In tandem with the filing, the company ceased operations and terminated nearly 1,000 employees across all of its subsidiaries. At the same time, Stellantis, Yanfeng and General Motors banded together in an attempted $15 million bailout of Unique Fabricating that proved unsuccessful. Soon after the bankruptcy filing, Unique's customers petitioned the court to take over tooling they owned within the supplier’s plants.
PSC’s offer was among multiple bids submitted to the trustee by the Dec. 11 deadline, according to a court filing.
The company specializes in the fabrication of foam, rubber, fiberglass and adhesives for sound-dampening thermal insulation and sealing in automotive and other industries.
Founded in 1954, PSC is owned by California-based PMC Global Inc. and has grown to $180 million in annual revenue and 22 plants in the U.S., Mexico and China, according to its website.
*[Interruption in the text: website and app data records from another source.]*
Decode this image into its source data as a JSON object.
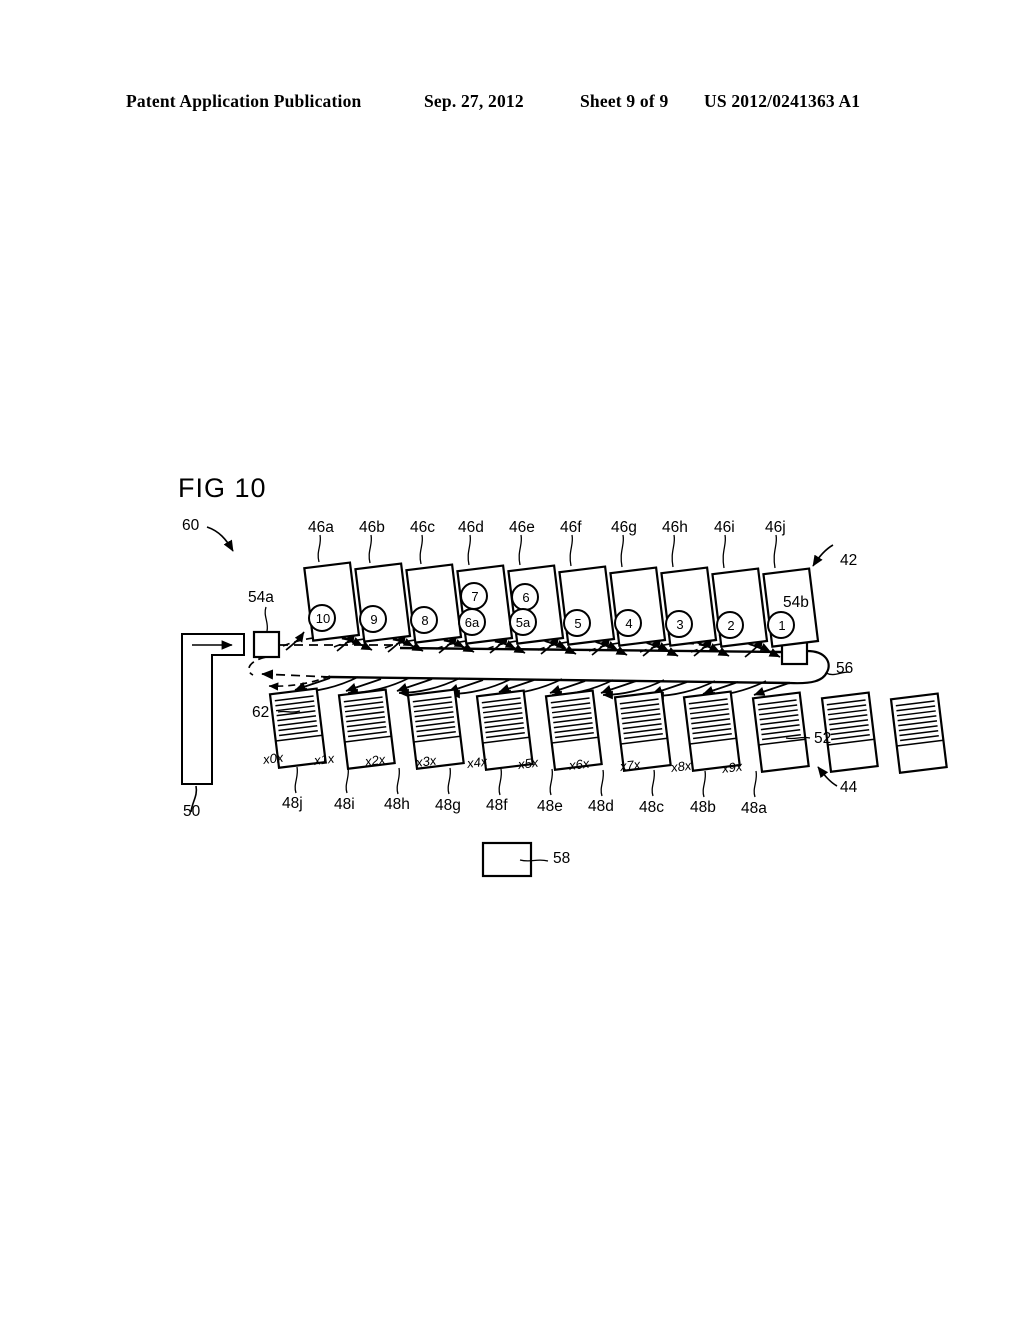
{
  "header": {
    "publication": "Patent Application Publication",
    "date": "Sep. 27, 2012",
    "sheet": "Sheet 9 of 9",
    "number": "US 2012/0241363 A1"
  },
  "figure": {
    "title": "FIG  10",
    "system_ref": "60",
    "upper_section_ref": "42",
    "lower_section_ref": "44",
    "source_unit_ref": "50",
    "left_node_ref": "54a",
    "right_node_ref": "54b",
    "return_path_ref": "56",
    "collector_ref": "58",
    "lower_item_ref": "52",
    "lower_detail_ref": "62",
    "upper_items": [
      {
        "ref": "46a",
        "numbers": [
          "10"
        ]
      },
      {
        "ref": "46b",
        "numbers": [
          "9"
        ]
      },
      {
        "ref": "46c",
        "numbers": [
          "8"
        ]
      },
      {
        "ref": "46d",
        "numbers": [
          "7",
          "6a"
        ]
      },
      {
        "ref": "46e",
        "numbers": [
          "6",
          "5a"
        ]
      },
      {
        "ref": "46f",
        "numbers": [
          "5"
        ]
      },
      {
        "ref": "46g",
        "numbers": [
          "4"
        ]
      },
      {
        "ref": "46h",
        "numbers": [
          "3"
        ]
      },
      {
        "ref": "46i",
        "numbers": [
          "2"
        ]
      },
      {
        "ref": "46j",
        "numbers": [
          "1"
        ]
      }
    ],
    "lower_items": [
      {
        "ref": "48j",
        "code": "x0x"
      },
      {
        "ref": "48i",
        "code": "x1x"
      },
      {
        "ref": "48h",
        "code": "x2x"
      },
      {
        "ref": "48g",
        "code": "x3x"
      },
      {
        "ref": "48f",
        "code": "x4x"
      },
      {
        "ref": "48e",
        "code": "x5x"
      },
      {
        "ref": "48d",
        "code": "x6x"
      },
      {
        "ref": "48c",
        "code": "x7x"
      },
      {
        "ref": "48b",
        "code": "x8x"
      },
      {
        "ref": "48a",
        "code": "x9x"
      }
    ]
  },
  "colors": {
    "ink": "#000000",
    "paper": "#ffffff"
  }
}
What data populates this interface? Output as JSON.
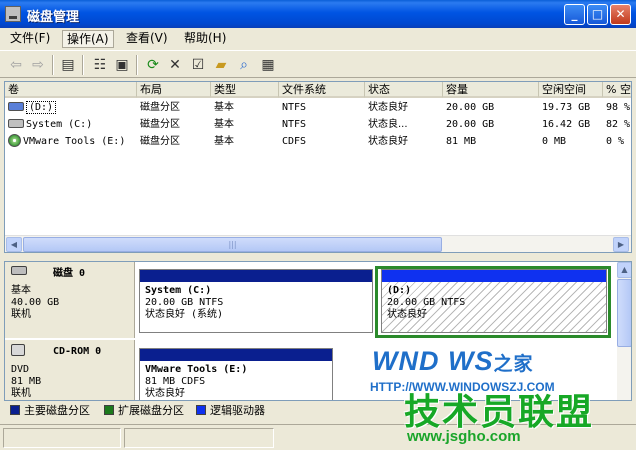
{
  "window": {
    "title": "磁盘管理",
    "buttons": {
      "minimize": "_",
      "maximize": "□",
      "close": "✕"
    }
  },
  "menu": [
    {
      "label": "文件(F)"
    },
    {
      "label": "操作(A)"
    },
    {
      "label": "查看(V)"
    },
    {
      "label": "帮助(H)"
    }
  ],
  "toolbar": {
    "icons": [
      "back-icon",
      "forward-icon",
      "up-level-icon",
      "properties-icon",
      "help-icon",
      "show-hide-tree-icon",
      "refresh-icon",
      "delete-icon",
      "console-properties-icon",
      "open-icon",
      "search-icon",
      "export-icon"
    ]
  },
  "volumes": {
    "columns": [
      "卷",
      "布局",
      "类型",
      "文件系统",
      "状态",
      "容量",
      "空闲空间",
      "% 空"
    ],
    "rows": [
      {
        "volume": "(D:)",
        "layout": "磁盘分区",
        "type": "基本",
        "fs": "NTFS",
        "status": "状态良好",
        "capacity": "20.00 GB",
        "free": "19.73 GB",
        "pct": "98 %"
      },
      {
        "volume": "System (C:)",
        "layout": "磁盘分区",
        "type": "基本",
        "fs": "NTFS",
        "status": "状态良...",
        "capacity": "20.00 GB",
        "free": "16.42 GB",
        "pct": "82 %"
      },
      {
        "volume": "VMware Tools (E:)",
        "layout": "磁盘分区",
        "type": "基本",
        "fs": "CDFS",
        "status": "状态良好",
        "capacity": "81 MB",
        "free": "0 MB",
        "pct": "0 %"
      }
    ]
  },
  "disks": [
    {
      "name": "磁盘 0",
      "kind": "基本",
      "size": "40.00 GB",
      "state": "联机",
      "partitions": [
        {
          "name": "System  (C:)",
          "detail": "20.00 GB NTFS",
          "status": "状态良好 (系统)"
        },
        {
          "name": "(D:)",
          "detail": "20.00 GB NTFS",
          "status": "状态良好"
        }
      ]
    },
    {
      "name": "CD-ROM 0",
      "kind": "DVD",
      "size": "81 MB",
      "state": "联机",
      "partitions": [
        {
          "name": "VMware Tools  (E:)",
          "detail": "81 MB CDFS",
          "status": "状态良好"
        }
      ]
    }
  ],
  "legend": [
    {
      "label": "主要磁盘分区",
      "color": "#0a1f8f"
    },
    {
      "label": "扩展磁盘分区",
      "color": "#1c7a1c"
    },
    {
      "label": "逻辑驱动器",
      "color": "#0f31f0"
    }
  ],
  "watermark": {
    "logo": "WND WS",
    "logo_zh": "之家",
    "url_top": "HTTP://WWW.WINDOWSZJ.COM",
    "big": "技术员联盟",
    "url": "www.jsgho.com"
  }
}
It does not have operations in Michigan.
“The Trustee likewise determined, in his business judgment and based on the same criteria, that a further marketing and/or bid procedures process would not be in the best interest of the Estates given the efforts already taken and the attendant delay and costs associated with a further process,” according to the motion filed by the trustee. “The Trustee, in his business judgment, believes that the sale of the Acquired Assets to the Buyer maximizes value under the circumstances.”
A hearing in Delaware bankruptcy court with Judge Karen Owens is scheduled for Jan. 25. Objections are due by Jan. 16.
In addition to its headquarters offices, Unique had sales, engineering, production and storage facilities in Auburn Hills and Concord, Mich. Those properties were leased and are not part of the assets being bid on. Its plants in Mexico and Canada also are not part of the deal.
Liquidation marks the end for the long-troubled company, which made its initial public offering in 2015 at $11 per share. It lost nearly all of its value in the weeks leading up to bankruptcy.
Unique Fabricating disclosed last April that it was facing insolvency after falling into default with its lender Citizens Bank NA, which halted automatic advances under its revolving line of credit.
At the same time, the company came under fire in Mexico for allegedly "obstructing workers' freedom of association and right to collective bargaining," prompting an investigation by the U.S.-Mexico-Canada Agreement's Interagency Labor Committee for Monitoring and Enforcement.
The following month, GM, Stellantis and Yanfeng agreed to bail out the insolvent supplier with price increases and investment of up to $15 million to tide over the company. It is unclear what role, if any, production stoppages due to the United Auto Workers strike in the fall played in preventing Unique Fabricating from regaining its footing.
Like other automotive suppliers, Unique was struggling with production volatility, shrinking volumes and inflation.
Executives at the company have declined requests for comment.
“The Buyer has demonstrated its financial wherewithal to satisfy its obligations under the Purchase Agreement, including its payment of the Purchase Price and otherwise provided adequate assurance of future performance of the Purchase Agreement,” the motion said.